Makeup Artists Changing the Face of Fashion Week
Designers aren't the only ones creating trends at Fashion Week.
Makeup artists are lending their own creative touches to fashion shows and are becoming as sought-after as the designers themselves. What's more, their decisions send ripples throughout the beauty industry, and influence what women will buy in the months to come.
"Makeup is an accessory to fashion," said François Nars, makeup artist and founder of Nars Cosmetics. "You buy a bag, you buy shoes, you put on eyeliner, you buy a lipstick, makeup compliments the clothes."
Nars believes there's more freedom for the makeup artist to be independent today.
Nars should know. He has been a leader in the trend, having started started his own cosmetics line in 1994 by selling a collection of 12 lipsticks to Barneys New York. Over the years, he's built his brand into a beauty empire, and his latest achievement was the opening of his first stand-alone makeup boutique in SoHo, which was opened on the eve of Fashion Week last Wednesday.
"Compared to 20 years ago, this didn't exist," he said. "Makeup lines were more abstract, they were just a big name, we didn't know who was behind it. There was no MAC, there was no Bobbi Brown, there was no me, so we've come up with a whole new breed of lines."
"In my case, I take care of the line really well. I overlook everything. If a color comes out, they know it was designed by me, not just by chemists creating colors. It feels personal and that's what women like, there's a face to the brand," he said.
But even mass-market cosmetics companies are now associated with makeup artists with clout, and they are exerting their influence during Fashion Week.
Pat McGrath, a makeup artist who works exclusively with Procter & Gamble cosmetics brands such as Cover Girl, Max Factor and Dolce & Gabanna works on 32 fashion shows per fashion season. She creates each beauty look by "looking at the collection, the shapes, the tones, and [seeing] how we can take the characteristics in the collection and translate it into beauty."
Through collaborative and creative processes, designers, hair stylists and makeup artists work together to create cohesive and inspiring looks for the upcoming season. Prior to each runway show, the stylist coordinates looks for the runway and creates a line-up. At the hair and makeup test, the hair stylist, makeup artist and designer review the collection and collaborate with the designer to create an overall aesthetic.
"Everything works together, the makeup, the lighting, the choice of runway, it all works together to complete a beautiful picture," McGrath said.
But McGrath admits there is "a lot more interest" in the contributions makeup artists make to the shows.
"This year, we're seeing the neutral face and bold lips. There's a lot of drama around the eyes.""
"There are more backstage interviews, there's much more interest from the public," McGrath said backstage at J. Mendel.

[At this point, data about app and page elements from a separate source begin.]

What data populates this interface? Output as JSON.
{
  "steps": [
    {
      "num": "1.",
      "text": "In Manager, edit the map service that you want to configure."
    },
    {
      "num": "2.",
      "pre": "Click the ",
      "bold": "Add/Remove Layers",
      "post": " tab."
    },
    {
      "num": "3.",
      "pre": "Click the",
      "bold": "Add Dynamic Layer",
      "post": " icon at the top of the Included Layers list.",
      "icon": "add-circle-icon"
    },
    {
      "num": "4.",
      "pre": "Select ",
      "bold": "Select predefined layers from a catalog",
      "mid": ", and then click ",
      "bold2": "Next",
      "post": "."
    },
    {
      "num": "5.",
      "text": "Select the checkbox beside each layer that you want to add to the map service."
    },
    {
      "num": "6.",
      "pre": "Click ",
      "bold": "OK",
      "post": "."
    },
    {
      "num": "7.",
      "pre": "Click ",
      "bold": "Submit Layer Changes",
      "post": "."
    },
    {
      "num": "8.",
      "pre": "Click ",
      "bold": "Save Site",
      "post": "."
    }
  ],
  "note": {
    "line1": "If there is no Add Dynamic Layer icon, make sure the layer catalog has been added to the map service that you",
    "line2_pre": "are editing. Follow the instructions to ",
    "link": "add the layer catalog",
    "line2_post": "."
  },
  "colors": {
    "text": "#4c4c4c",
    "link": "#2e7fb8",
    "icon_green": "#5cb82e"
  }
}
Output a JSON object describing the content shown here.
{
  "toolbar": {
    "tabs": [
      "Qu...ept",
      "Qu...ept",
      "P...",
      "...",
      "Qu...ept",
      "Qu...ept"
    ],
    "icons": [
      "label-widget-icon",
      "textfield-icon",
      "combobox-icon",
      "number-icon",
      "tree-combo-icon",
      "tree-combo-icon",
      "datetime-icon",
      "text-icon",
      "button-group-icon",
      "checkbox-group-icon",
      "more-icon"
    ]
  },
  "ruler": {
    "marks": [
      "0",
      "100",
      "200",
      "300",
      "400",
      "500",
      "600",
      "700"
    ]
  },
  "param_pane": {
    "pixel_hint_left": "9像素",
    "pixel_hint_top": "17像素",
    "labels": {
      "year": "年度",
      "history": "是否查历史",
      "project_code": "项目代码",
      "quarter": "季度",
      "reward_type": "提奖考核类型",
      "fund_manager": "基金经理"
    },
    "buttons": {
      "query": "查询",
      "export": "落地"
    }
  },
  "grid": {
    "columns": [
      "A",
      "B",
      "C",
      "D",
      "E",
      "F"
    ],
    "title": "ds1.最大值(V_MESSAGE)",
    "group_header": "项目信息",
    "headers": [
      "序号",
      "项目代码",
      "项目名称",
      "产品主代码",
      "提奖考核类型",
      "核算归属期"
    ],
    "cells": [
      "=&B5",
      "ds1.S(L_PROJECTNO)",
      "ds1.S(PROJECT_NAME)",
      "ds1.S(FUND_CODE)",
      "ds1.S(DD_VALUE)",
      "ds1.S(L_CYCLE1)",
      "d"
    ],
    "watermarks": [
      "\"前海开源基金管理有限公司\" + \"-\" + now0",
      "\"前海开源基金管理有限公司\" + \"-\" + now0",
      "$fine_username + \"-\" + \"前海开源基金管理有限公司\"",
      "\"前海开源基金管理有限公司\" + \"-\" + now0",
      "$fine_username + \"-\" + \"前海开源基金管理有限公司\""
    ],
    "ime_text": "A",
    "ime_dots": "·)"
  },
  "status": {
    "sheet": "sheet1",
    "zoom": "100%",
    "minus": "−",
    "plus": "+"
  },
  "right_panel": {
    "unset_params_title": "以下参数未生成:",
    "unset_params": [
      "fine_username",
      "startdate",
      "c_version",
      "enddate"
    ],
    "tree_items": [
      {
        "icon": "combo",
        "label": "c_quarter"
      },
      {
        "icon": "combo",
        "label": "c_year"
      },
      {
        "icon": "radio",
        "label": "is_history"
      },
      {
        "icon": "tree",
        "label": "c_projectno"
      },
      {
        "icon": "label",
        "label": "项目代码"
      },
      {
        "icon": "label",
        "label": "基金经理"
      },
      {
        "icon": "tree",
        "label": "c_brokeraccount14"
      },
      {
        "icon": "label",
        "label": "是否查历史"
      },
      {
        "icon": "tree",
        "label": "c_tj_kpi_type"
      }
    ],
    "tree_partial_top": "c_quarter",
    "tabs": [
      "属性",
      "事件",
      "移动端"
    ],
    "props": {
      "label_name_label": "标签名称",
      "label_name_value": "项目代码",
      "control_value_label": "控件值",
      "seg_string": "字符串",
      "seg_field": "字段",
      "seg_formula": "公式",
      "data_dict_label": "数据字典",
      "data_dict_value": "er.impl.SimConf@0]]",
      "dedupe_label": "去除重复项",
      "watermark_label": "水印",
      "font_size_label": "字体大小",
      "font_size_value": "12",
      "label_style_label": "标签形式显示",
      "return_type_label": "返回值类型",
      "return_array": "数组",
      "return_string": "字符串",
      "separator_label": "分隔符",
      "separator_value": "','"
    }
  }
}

The beauty industry is a "critical, influential part of fashion," says Steven Kolb, the Executive Director of Fashion Designers for America.
"When you look at a designer and their collection, the styling and the presentation of that collection is so dependent on the complete look. To have the right makeup and hair, that is an extension of the collection or that aesthetic, is really important."
Mercedes-Benz Fashion Week becomes an arena for new beauty concepts and trends to develop.
"This year, we're seeing the neutral face and bold lips," NPD Group Beauty Analyst Karen Grant. "There's a lot of drama around the eyes."
Still, it traditionally takes a while before these trends trickle down to the average consumer.
First, the looks on the runway will be embraced by the early adopters, smaller brands, and high-end stores. But with consumers and brands better connected to each other thanks to social media and fashion bloggers, the timeframe may become more condensed.
"Tom Ford came out of a niche market selling to Bergdorf, Saks , on top of trend and made a statement launching a lipstick collection when lips weren't that pronounced," Grant said, speaking about Ford's launch of a lip color collection last year.
"A year later, we're seeing a move away from lip gloss to lip color. The trends are not always immediate. Consumers are cautious of what the product is," Grant said.
And these trends move in cycles. In fact, it was the makeup artists in the tents that initially propelled the lip gloss market.
"Lip gloss was in the kid's category," Grant said. "Today, it's a $200 million category because makeup artists showed us how to wear lip gloss and lip color."
"Applicators, brushes, and primer didn't exist before the makeup artists showed us we needed it," said Grant. "A common person can look like a movie star or runway model. There's no more ivory tower, the makeup artist has helped bring down that wall."